I recently started in a front office position after a loooong mission to get there. I Totally agree with kevin002, perseverence and refusal to be told you can’t get there if you dont fit the mould is key. Step 1: Finished uni with top grades (non ivy league) in Computer Science after average grades in school. Prior to uni I had taken two years out of education to work as a Trance DJ, my only experience in finance was a one month internship doing data entry on a trade floor when I was 16. After grauating uni (and a lot of djing / partying) I decided to get into trading. I tried to get a job with any company in the financial services industry that would take me. Although I had a first class degree my high school grades were average so I didnt even pass the first screen on the Investment Banking graduate websites. Somehow average high school + top degree is worse than good high school and average degree?. I ended up (after many online applications & 4 assesement centres) on the IT graduate scheme of a retail bank. After starting there I found out that there was a special grad scheme for “exceptional candidiates” that you had to be invited to. Turns out this was a list of candidates they bought from the Investment Banks of Ivy Leaguers who didnt make it in the final rounds (and were head of the rowing team or some nonsense like that). Step 2: After 3 months in the retail bank I started sending CVs out to investment banks. I must have had over 100 interviews with agencies, 15 with banks and ended up with a job (in another country!) doing trade floor support in the IT department - Reuters / Boolmberg / Spreadsheet work. Step 3: After 1 year I started the CFA and the whole application proceess again…this time maybe 150 agencies, 20 phone interviews, 10 face to face (two in a different country). One of my major problems was that front office very rarely get advertised (especially via agencies). However, agencies who need bums on seats for back / mid office roles like to advertise them as if they were front office. Trying to find the one in a hunderd jobs that actually was front office was hard work. I had also been netwroking like crazy at the bank I was in and managed to get an interview off the back of the external ones I was going to. Ended up taking the single external offer I had as an assitant algo trader at a market making fund as the internal path wouldn’t have been secure. I went to one hedge fund interview where the guy actually said he wanted people from the mid / back office as they were likeley to be hungry and do well I actually enjoyed the interview process, I learnt more from my interviews thatn from any other source.
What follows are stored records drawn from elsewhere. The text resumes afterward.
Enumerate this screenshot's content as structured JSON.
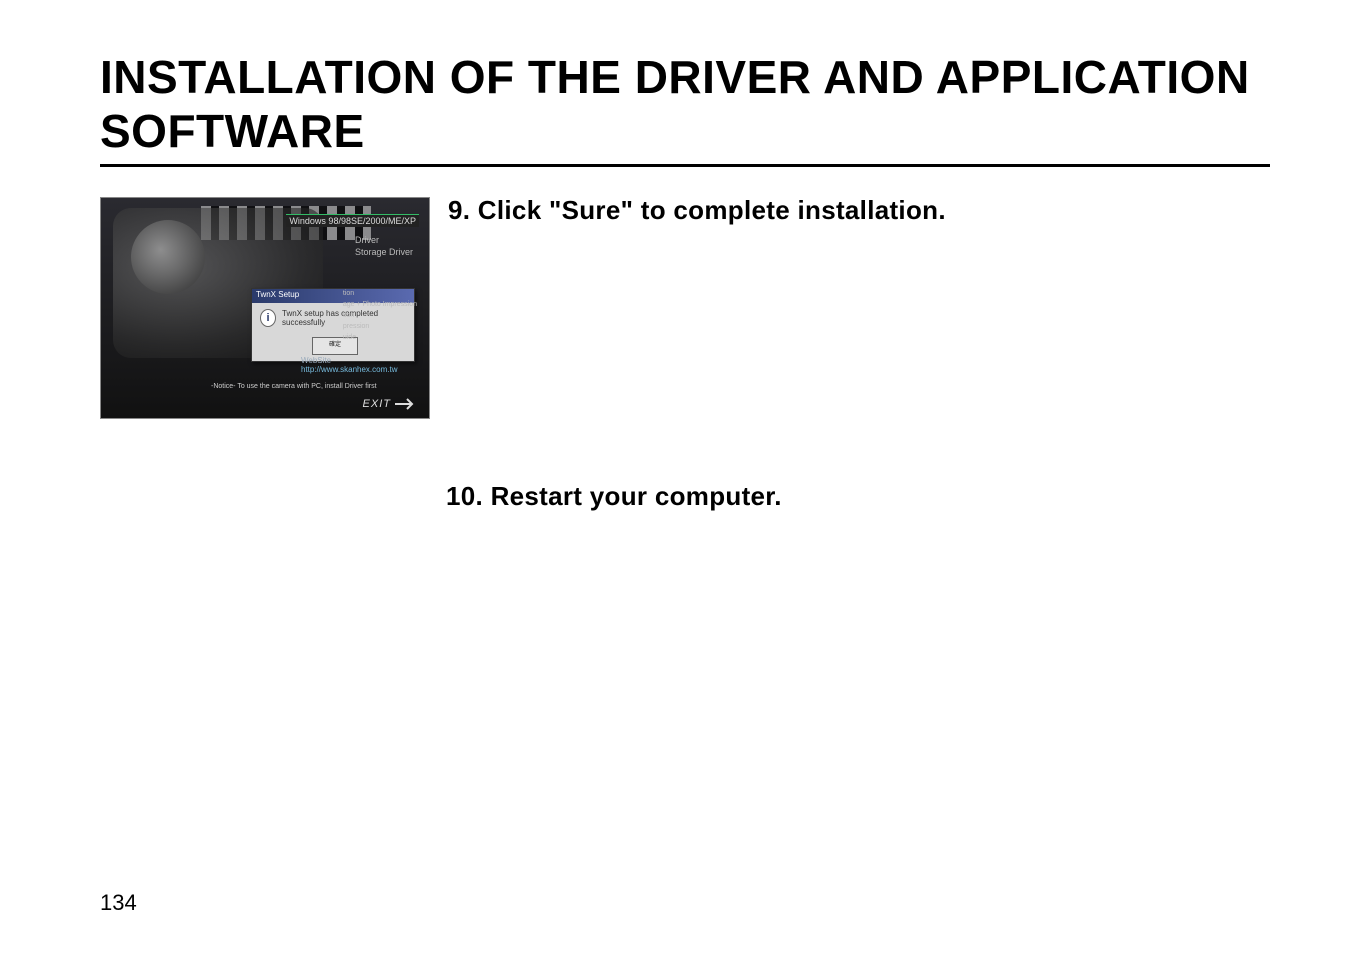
{
  "heading": "INSTALLATION OF THE DRIVER AND APPLICATION SOFTWARE",
  "steps": {
    "s9": "9. Click \"Sure\" to complete installation.",
    "s10": "10. Restart your computer."
  },
  "screenshot": {
    "os_line": "Windows 98/98SE/2000/ME/XP",
    "driver_lines": [
      "Driver",
      "Storage Driver"
    ],
    "modal": {
      "title": "TwnX Setup",
      "message": "TwnX setup has completed successfully",
      "button": "確定"
    },
    "right_items": [
      "tion",
      "age + Photo Impression",
      "tion",
      "pression",
      "uide"
    ],
    "website_label": "WebSite",
    "website_url": "http://www.skanhex.com.tw",
    "notice": "-Notice- To use the camera with PC, install Driver first",
    "exit": "EXIT"
  },
  "page_number": "134"
}
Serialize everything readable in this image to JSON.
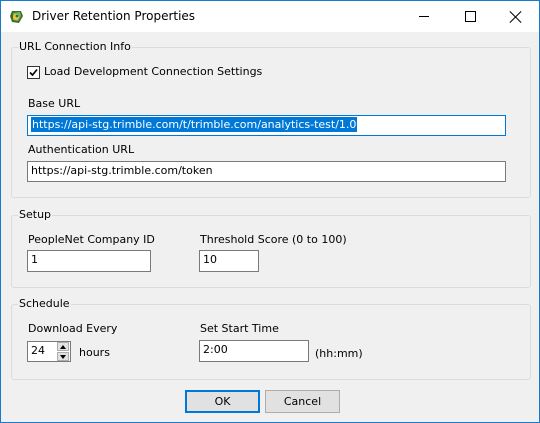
{
  "window": {
    "title": "Driver Retention Properties"
  },
  "url_group": {
    "title": "URL Connection Info",
    "load_dev_label": "Load Development Connection Settings",
    "load_dev_checked": true,
    "base_url_label": "Base URL",
    "base_url_value": "https://api-stg.trimble.com/t/trimble.com/analytics-test/1.0",
    "auth_url_label": "Authentication URL",
    "auth_url_value": "https://api-stg.trimble.com/token"
  },
  "setup_group": {
    "title": "Setup",
    "company_id_label": "PeopleNet Company ID",
    "company_id_value": "1",
    "threshold_label": "Threshold Score (0 to 100)",
    "threshold_value": "10"
  },
  "schedule_group": {
    "title": "Schedule",
    "download_label": "Download Every",
    "download_value": "24",
    "hours_label": "hours",
    "start_time_label": "Set Start Time",
    "start_time_value": "2:00",
    "time_format_label": "(hh:mm)"
  },
  "buttons": {
    "ok": "OK",
    "cancel": "Cancel"
  },
  "icons": {
    "app": "app-icon",
    "minimize": "minimize-icon",
    "maximize": "maximize-icon",
    "close": "close-icon",
    "check": "checkmark-icon",
    "spin_up": "arrow-up-icon",
    "spin_down": "arrow-down-icon"
  }
}
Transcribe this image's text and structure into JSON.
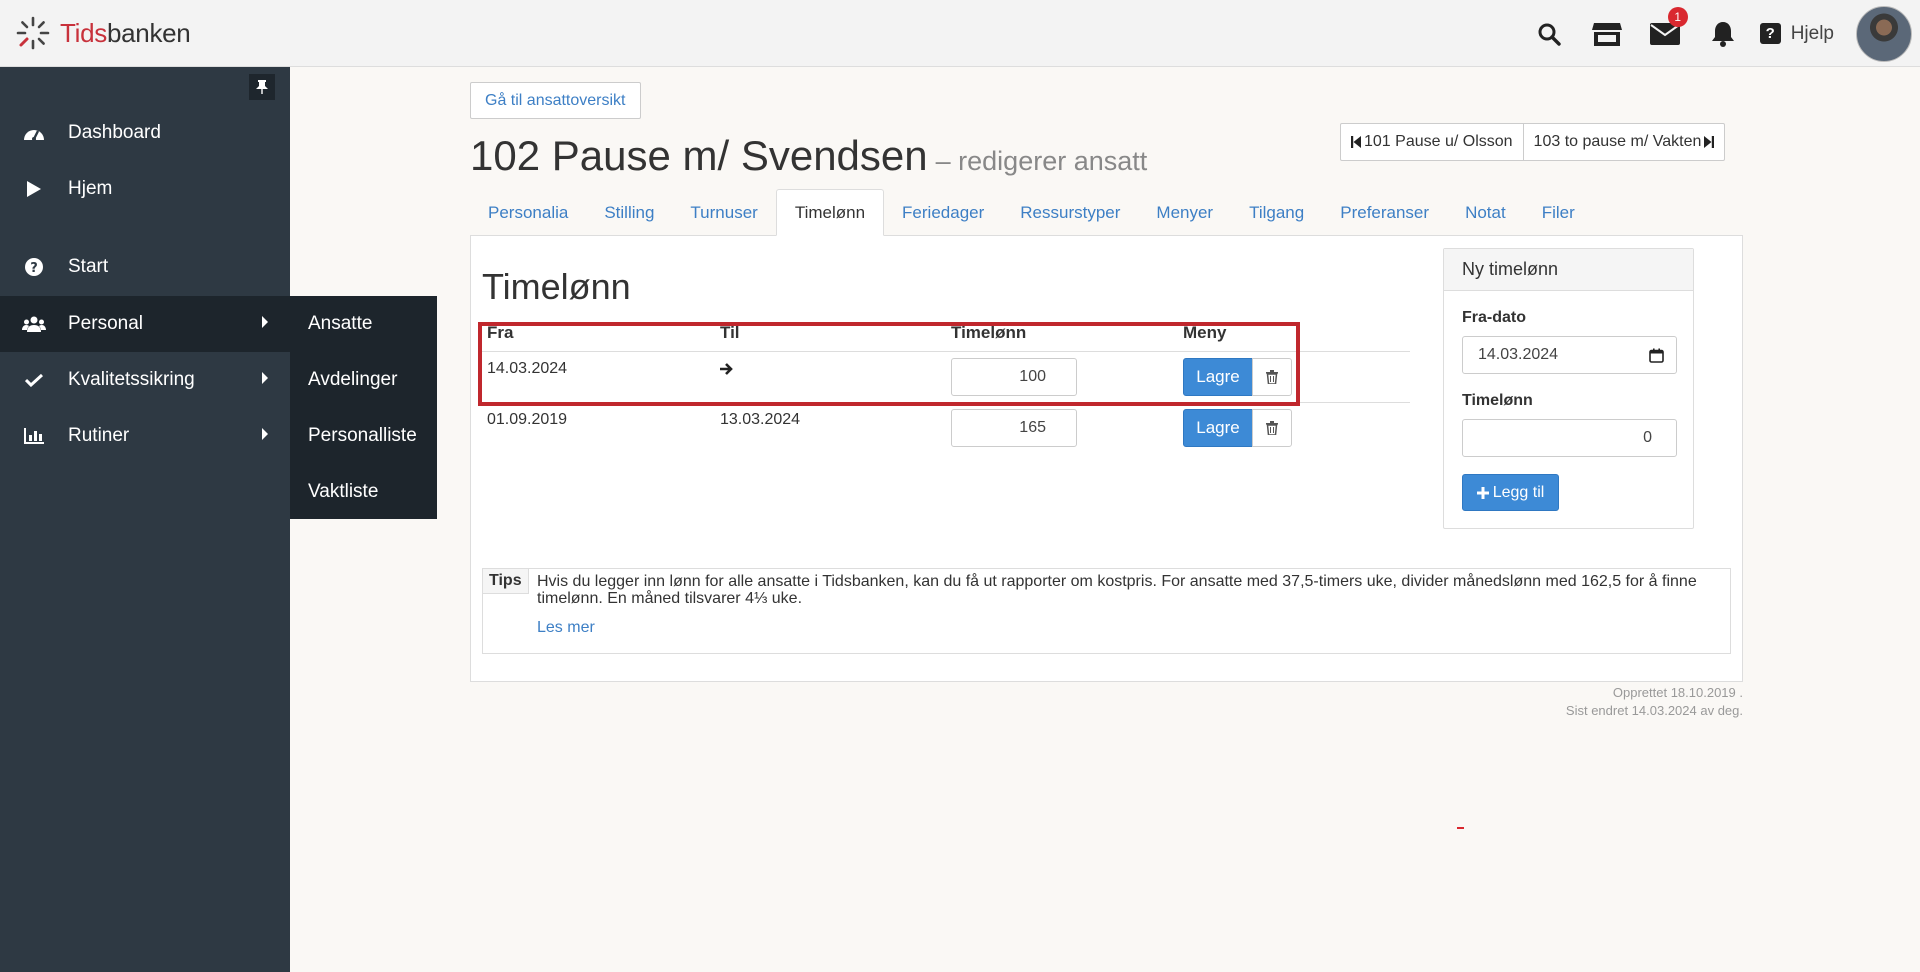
{
  "brand": {
    "name_red": "Tids",
    "name_rest": "banken"
  },
  "topbar": {
    "mail_badge": "1",
    "help_label": "Hjelp"
  },
  "sidebar": {
    "items": [
      {
        "label": "Dashboard",
        "icon": "dashboard-icon"
      },
      {
        "label": "Hjem",
        "icon": "play-icon"
      },
      {
        "label": "Start",
        "icon": "question-circle-icon"
      },
      {
        "label": "Personal",
        "icon": "users-icon"
      },
      {
        "label": "Kvalitetssikring",
        "icon": "check-icon"
      },
      {
        "label": "Rutiner",
        "icon": "bar-chart-icon"
      }
    ],
    "submenu": [
      "Ansatte",
      "Avdelinger",
      "Personalliste",
      "Vaktliste"
    ]
  },
  "main": {
    "goto_label": "Gå til ansattoversikt",
    "title": "102 Pause m/ Svendsen",
    "subtitle": "– redigerer ansatt",
    "prev_label": "101 Pause u/ Olsson",
    "next_label": "103 to pause m/ Vakten",
    "tabs": [
      "Personalia",
      "Stilling",
      "Turnuser",
      "Timelønn",
      "Feriedager",
      "Ressurstyper",
      "Menyer",
      "Tilgang",
      "Preferanser",
      "Notat",
      "Filer"
    ],
    "active_tab": "Timelønn"
  },
  "wages": {
    "title": "Timelønn",
    "headers": {
      "from": "Fra",
      "to": "Til",
      "wage": "Timelønn",
      "menu": "Meny"
    },
    "rows": [
      {
        "from": "14.03.2024",
        "to": "",
        "wage": "100",
        "save": "Lagre"
      },
      {
        "from": "01.09.2019",
        "to": "13.03.2024",
        "wage": "165",
        "save": "Lagre"
      }
    ]
  },
  "new_wage": {
    "title": "Ny timelønn",
    "from_label": "Fra-dato",
    "from_value": "14.03.2024",
    "wage_label": "Timelønn",
    "wage_value": "0",
    "add_label": "Legg til"
  },
  "tips": {
    "label": "Tips",
    "text": "Hvis du legger inn lønn for alle ansatte i Tidsbanken, kan du få ut rapporter om kostpris. For ansatte med 37,5-timers uke, divider månedslønn med 162,5 for å finne timelønn. En måned tilsvarer 4⅓ uke.",
    "link": "Les mer"
  },
  "meta": {
    "created": "Opprettet 18.10.2019 .",
    "modified": "Sist endret 14.03.2024 av deg."
  },
  "colors": {
    "accent": "#3d8ad6",
    "link": "#3d7fc5",
    "sidebar": "#2e3943",
    "highlight": "#c0272d"
  }
}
How else am I going to get to sit and talk with fund managers / MDs at banks & trading heads?! Step 4: After a 3 month notice period I finally got to start my shiny new front office job…only to find out that there had been a mix up in the hiring and someone was sat in the seat next to the trader I was supposed to be assisting. In fact I was in the newly formed support team…even though my contract had said “System Trader” on it. AHHHHHHHH! I asked to speak to the trading head the next day…sat down and pitched him for 30 mins on why I should be trading and not supporting. Had to wait a week to speak to the deputsy aswell, turns out they were also looking fo an Equity Trader and decided to trial me doing 50% support and 50% trading. Two weeks later one of the traders on my desk resigned and bam, I was thrown in the deep end with a multi million dollar Equity Derivatives portfolio. The point I want to make is that you can very much make your own luck. In my case a mess up with HR meant that I had the opportunity to get in the seat, but had I not spent the previous three years obssesivley learning everything I could abvout trading and pushing myself to interview etc I would never have been in that position in the first place. I also would have much less idea about what I was doing than I currently do (even though Im still in way out of my depth!) Sorry for the ramble but its been a long time getting here! Perseverance is key, you might have it easier, you might not but in the end you make your own luck.